Stored entries
*** Begin section ***

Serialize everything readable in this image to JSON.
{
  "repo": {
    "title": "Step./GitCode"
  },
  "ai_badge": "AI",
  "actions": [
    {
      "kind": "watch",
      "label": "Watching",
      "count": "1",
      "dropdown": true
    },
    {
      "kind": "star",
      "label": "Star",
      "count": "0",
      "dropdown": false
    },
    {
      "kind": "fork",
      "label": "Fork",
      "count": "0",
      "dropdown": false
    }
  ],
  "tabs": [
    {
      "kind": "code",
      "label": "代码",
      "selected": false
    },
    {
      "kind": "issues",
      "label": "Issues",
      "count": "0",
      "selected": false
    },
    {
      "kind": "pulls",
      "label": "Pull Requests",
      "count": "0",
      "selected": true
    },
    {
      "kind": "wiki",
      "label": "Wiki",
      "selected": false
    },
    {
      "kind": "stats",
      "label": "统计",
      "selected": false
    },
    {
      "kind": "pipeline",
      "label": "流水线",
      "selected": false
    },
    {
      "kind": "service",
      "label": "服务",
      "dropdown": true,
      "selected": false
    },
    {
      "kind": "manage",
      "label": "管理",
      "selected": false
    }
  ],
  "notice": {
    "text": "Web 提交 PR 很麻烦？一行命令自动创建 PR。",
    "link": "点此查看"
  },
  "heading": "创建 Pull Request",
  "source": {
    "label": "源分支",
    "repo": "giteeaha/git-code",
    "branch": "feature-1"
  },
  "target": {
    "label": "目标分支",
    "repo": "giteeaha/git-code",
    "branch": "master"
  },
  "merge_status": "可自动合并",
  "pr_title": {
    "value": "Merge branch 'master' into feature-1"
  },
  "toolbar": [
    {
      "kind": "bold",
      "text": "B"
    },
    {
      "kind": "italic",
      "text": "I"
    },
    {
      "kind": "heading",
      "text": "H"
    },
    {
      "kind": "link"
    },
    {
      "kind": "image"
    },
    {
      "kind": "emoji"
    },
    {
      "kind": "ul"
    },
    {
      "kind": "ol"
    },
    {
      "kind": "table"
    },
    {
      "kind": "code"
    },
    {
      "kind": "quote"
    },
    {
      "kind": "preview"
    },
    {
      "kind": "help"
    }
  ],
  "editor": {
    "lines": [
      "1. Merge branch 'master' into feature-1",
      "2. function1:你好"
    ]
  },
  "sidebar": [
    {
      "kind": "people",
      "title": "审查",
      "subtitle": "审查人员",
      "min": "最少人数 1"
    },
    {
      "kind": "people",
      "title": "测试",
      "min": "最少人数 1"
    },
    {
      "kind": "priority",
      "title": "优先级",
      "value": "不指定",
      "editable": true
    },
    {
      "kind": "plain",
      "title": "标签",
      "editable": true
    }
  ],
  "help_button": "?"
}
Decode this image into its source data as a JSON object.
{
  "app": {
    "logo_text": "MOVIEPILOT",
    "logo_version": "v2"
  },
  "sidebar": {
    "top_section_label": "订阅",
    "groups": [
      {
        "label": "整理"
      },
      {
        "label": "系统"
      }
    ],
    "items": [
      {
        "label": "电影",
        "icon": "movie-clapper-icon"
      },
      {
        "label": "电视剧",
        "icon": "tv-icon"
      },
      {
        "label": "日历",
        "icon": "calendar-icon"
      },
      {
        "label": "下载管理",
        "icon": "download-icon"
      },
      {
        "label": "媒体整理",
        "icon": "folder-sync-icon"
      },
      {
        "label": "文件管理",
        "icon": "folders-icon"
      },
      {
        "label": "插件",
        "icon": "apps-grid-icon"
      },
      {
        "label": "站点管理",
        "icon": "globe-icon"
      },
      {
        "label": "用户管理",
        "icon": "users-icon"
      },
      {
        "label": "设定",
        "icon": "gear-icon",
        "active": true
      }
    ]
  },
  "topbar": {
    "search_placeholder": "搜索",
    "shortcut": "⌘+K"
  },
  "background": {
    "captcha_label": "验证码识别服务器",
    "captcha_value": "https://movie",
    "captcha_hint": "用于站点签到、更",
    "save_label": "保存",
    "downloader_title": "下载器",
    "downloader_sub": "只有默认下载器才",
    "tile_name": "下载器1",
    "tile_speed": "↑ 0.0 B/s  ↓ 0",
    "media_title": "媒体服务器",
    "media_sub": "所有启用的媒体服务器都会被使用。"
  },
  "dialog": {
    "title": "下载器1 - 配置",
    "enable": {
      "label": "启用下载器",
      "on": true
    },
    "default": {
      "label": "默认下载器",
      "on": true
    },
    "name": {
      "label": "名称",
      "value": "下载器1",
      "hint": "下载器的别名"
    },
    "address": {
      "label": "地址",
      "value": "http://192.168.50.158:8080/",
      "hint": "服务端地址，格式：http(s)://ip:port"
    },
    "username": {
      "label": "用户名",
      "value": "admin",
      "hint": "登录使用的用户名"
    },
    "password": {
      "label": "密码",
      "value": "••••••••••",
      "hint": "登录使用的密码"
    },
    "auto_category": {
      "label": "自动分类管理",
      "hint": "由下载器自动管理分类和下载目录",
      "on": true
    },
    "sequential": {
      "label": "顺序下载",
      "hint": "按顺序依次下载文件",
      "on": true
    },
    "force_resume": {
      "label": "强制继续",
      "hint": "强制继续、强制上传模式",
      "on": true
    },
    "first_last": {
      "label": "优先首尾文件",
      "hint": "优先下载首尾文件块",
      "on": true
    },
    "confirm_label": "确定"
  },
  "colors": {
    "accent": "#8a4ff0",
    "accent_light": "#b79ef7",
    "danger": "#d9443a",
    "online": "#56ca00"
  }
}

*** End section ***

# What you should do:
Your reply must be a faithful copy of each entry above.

# Result of the exercise:
Serialize everything readable in this image to JSON.
{
  "repo": {
    "title": "Step./GitCode"
  },
  "ai_badge": "AI",
  "actions": [
    {
      "kind": "watch",
      "label": "Watching",
      "count": "1",
      "dropdown": true
    },
    {
      "kind": "star",
      "label": "Star",
      "count": "0",
      "dropdown": false
    },
    {
      "kind": "fork",
      "label": "Fork",
      "count": "0",
      "dropdown": false
    }
  ],
  "tabs": [
    {
      "kind": "code",
      "label": "代码",
      "selected": false
    },
    {
      "kind": "issues",
      "label": "Issues",
      "count": "0",
      "selected": false
    },
    {
      "kind": "pulls",
      "label": "Pull Requests",
      "count": "0",
      "selected": true
    },
    {
      "kind": "wiki",
      "label": "Wiki",
      "selected": false
    },
    {
      "kind": "stats",
      "label": "统计",
      "selected": false
    },
    {
      "kind": "pipeline",
      "label": "流水线",
      "selected": false
    },
    {
      "kind": "service",
      "label": "服务",
      "dropdown": true,
      "selected": false
    },
    {
      "kind": "manage",
      "label": "管理",
      "selected": false
    }
  ],
  "notice": {
    "text": "Web 提交 PR 很麻烦？一行命令自动创建 PR。",
    "link": "点此查看"
  },
  "heading": "创建 Pull Request",
  "source": {
    "label": "源分支",
    "repo": "giteeaha/git-code",
    "branch": "feature-1"
  },
  "target": {
    "label": "目标分支",
    "repo": "giteeaha/git-code",
    "branch": "master"
  },
  "merge_status": "可自动合并",
  "pr_title": {
    "value": "Merge branch 'master' into feature-1"
  },
  "toolbar": [
    {
      "kind": "bold",
      "text": "B"
    },
    {
      "kind": "italic",
      "text": "I"
    },
    {
      "kind": "heading",
      "text": "H"
    },
    {
      "kind": "link"
    },
    {
      "kind": "image"
    },
    {
      "kind": "emoji"
    },
    {
      "kind": "ul"
    },
    {
      "kind": "ol"
    },
    {
      "kind": "table"
    },
    {
      "kind": "code"
    },
    {
      "kind": "quote"
    },
    {
      "kind": "preview"
    },
    {
      "kind": "help"
    }
  ],
  "editor": {
    "lines": [
      "1. Merge branch 'master' into feature-1",
      "2. function1:你好"
    ]
  },
  "sidebar": [
    {
      "kind": "people",
      "title": "审查",
      "subtitle": "审查人员",
      "min": "最少人数 1"
    },
    {
      "kind": "people",
      "title": "测试",
      "min": "最少人数 1"
    },
    {
      "kind": "priority",
      "title": "优先级",
      "value": "不指定",
      "editable": true
    },
    {
      "kind": "plain",
      "title": "标签",
      "editable": true
    }
  ],
  "help_button": "?"
}
Decode this image into its source data as a JSON object.
{
  "app": {
    "logo_text": "MOVIEPILOT",
    "logo_version": "v2"
  },
  "sidebar": {
    "top_section_label": "订阅",
    "groups": [
      {
        "label": "整理"
      },
      {
        "label": "系统"
      }
    ],
    "items": [
      {
        "label": "电影",
        "icon": "movie-clapper-icon"
      },
      {
        "label": "电视剧",
        "icon": "tv-icon"
      },
      {
        "label": "日历",
        "icon": "calendar-icon"
      },
      {
        "label": "下载管理",
        "icon": "download-icon"
      },
      {
        "label": "媒体整理",
        "icon": "folder-sync-icon"
      },
      {
        "label": "文件管理",
        "icon": "folders-icon"
      },
      {
        "label": "插件",
        "icon": "apps-grid-icon"
      },
      {
        "label": "站点管理",
        "icon": "globe-icon"
      },
      {
        "label": "用户管理",
        "icon": "users-icon"
      },
      {
        "label": "设定",
        "icon": "gear-icon",
        "active": true
      }
    ]
  },
  "topbar": {
    "search_placeholder": "搜索",
    "shortcut": "⌘+K"
  },
  "background": {
    "captcha_label": "验证码识别服务器",
    "captcha_value": "https://movie",
    "captcha_hint": "用于站点签到、更",
    "save_label": "保存",
    "downloader_title": "下载器",
    "downloader_sub": "只有默认下载器才",
    "tile_name": "下载器1",
    "tile_speed": "↑ 0.0 B/s  ↓ 0",
    "media_title": "媒体服务器",
    "media_sub": "所有启用的媒体服务器都会被使用。"
  },
  "dialog": {
    "title": "下载器1 - 配置",
    "enable": {
      "label": "启用下载器",
      "on": true
    },
    "default": {
      "label": "默认下载器",
      "on": true
    },
    "name": {
      "label": "名称",
      "value": "下载器1",
      "hint": "下载器的别名"
    },
    "address": {
      "label": "地址",
      "value": "http://192.168.50.158:8080/",
      "hint": "服务端地址，格式：http(s)://ip:port"
    },
    "username": {
      "label": "用户名",
      "value": "admin",
      "hint": "登录使用的用户名"
    },
    "password": {
      "label": "密码",
      "value": "••••••••••",
      "hint": "登录使用的密码"
    },
    "auto_category": {
      "label": "自动分类管理",
      "hint": "由下载器自动管理分类和下载目录",
      "on": true
    },
    "sequential": {
      "label": "顺序下载",
      "hint": "按顺序依次下载文件",
      "on": true
    },
    "force_resume": {
      "label": "强制继续",
      "hint": "强制继续、强制上传模式",
      "on": true
    },
    "first_last": {
      "label": "优先首尾文件",
      "hint": "优先下载首尾文件块",
      "on": true
    },
    "confirm_label": "确定"
  },
  "colors": {
    "accent": "#8a4ff0",
    "accent_light": "#b79ef7",
    "danger": "#d9443a",
    "online": "#56ca00"
  }
}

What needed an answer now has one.